++++ Input data

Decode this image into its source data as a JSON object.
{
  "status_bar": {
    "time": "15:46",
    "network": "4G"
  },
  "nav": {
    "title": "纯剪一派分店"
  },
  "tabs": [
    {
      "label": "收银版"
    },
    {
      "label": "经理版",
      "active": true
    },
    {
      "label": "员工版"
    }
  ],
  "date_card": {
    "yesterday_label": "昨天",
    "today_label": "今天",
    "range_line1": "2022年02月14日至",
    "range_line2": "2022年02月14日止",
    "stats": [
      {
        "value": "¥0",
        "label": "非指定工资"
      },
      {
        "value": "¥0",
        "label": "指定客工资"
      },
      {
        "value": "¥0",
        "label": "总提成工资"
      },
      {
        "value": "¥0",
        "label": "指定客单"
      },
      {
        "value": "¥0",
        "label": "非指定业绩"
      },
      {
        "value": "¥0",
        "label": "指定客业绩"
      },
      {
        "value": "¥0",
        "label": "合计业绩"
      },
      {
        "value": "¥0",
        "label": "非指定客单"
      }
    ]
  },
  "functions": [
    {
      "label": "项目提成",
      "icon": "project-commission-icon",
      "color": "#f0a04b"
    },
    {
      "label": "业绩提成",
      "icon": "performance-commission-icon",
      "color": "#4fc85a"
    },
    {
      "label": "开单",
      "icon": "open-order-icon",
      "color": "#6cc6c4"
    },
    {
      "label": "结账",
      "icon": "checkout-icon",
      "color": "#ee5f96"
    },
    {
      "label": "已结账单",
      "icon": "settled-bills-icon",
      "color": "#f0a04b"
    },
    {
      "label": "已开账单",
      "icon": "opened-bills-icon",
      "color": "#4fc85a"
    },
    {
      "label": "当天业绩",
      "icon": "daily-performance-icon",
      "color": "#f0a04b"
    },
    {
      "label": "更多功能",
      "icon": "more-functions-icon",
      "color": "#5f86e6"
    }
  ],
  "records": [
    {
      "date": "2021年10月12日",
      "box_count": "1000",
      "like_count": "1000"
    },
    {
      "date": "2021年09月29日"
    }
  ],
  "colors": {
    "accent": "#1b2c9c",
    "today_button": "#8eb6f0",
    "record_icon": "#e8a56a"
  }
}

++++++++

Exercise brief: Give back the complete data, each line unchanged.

Output of the task:
Decode this image into its source data as a JSON object.
{
  "status_bar": {
    "time": "15:46",
    "network": "4G"
  },
  "nav": {
    "title": "纯剪一派分店"
  },
  "tabs": [
    {
      "label": "收银版"
    },
    {
      "label": "经理版",
      "active": true
    },
    {
      "label": "员工版"
    }
  ],
  "date_card": {
    "yesterday_label": "昨天",
    "today_label": "今天",
    "range_line1": "2022年02月14日至",
    "range_line2": "2022年02月14日止",
    "stats": [
      {
        "value": "¥0",
        "label": "非指定工资"
      },
      {
        "value": "¥0",
        "label": "指定客工资"
      },
      {
        "value": "¥0",
        "label": "总提成工资"
      },
      {
        "value": "¥0",
        "label": "指定客单"
      },
      {
        "value": "¥0",
        "label": "非指定业绩"
      },
      {
        "value": "¥0",
        "label": "指定客业绩"
      },
      {
        "value": "¥0",
        "label": "合计业绩"
      },
      {
        "value": "¥0",
        "label": "非指定客单"
      }
    ]
  },
  "functions": [
    {
      "label": "项目提成",
      "icon": "project-commission-icon",
      "color": "#f0a04b"
    },
    {
      "label": "业绩提成",
      "icon": "performance-commission-icon",
      "color": "#4fc85a"
    },
    {
      "label": "开单",
      "icon": "open-order-icon",
      "color": "#6cc6c4"
    },
    {
      "label": "结账",
      "icon": "checkout-icon",
      "color": "#ee5f96"
    },
    {
      "label": "已结账单",
      "icon": "settled-bills-icon",
      "color": "#f0a04b"
    },
    {
      "label": "已开账单",
      "icon": "opened-bills-icon",
      "color": "#4fc85a"
    },
    {
      "label": "当天业绩",
      "icon": "daily-performance-icon",
      "color": "#f0a04b"
    },
    {
      "label": "更多功能",
      "icon": "more-functions-icon",
      "color": "#5f86e6"
    }
  ],
  "records": [
    {
      "date": "2021年10月12日",
      "box_count": "1000",
      "like_count": "1000"
    },
    {
      "date": "2021年09月29日"
    }
  ],
  "colors": {
    "accent": "#1b2c9c",
    "today_button": "#8eb6f0",
    "record_icon": "#e8a56a"
  }
}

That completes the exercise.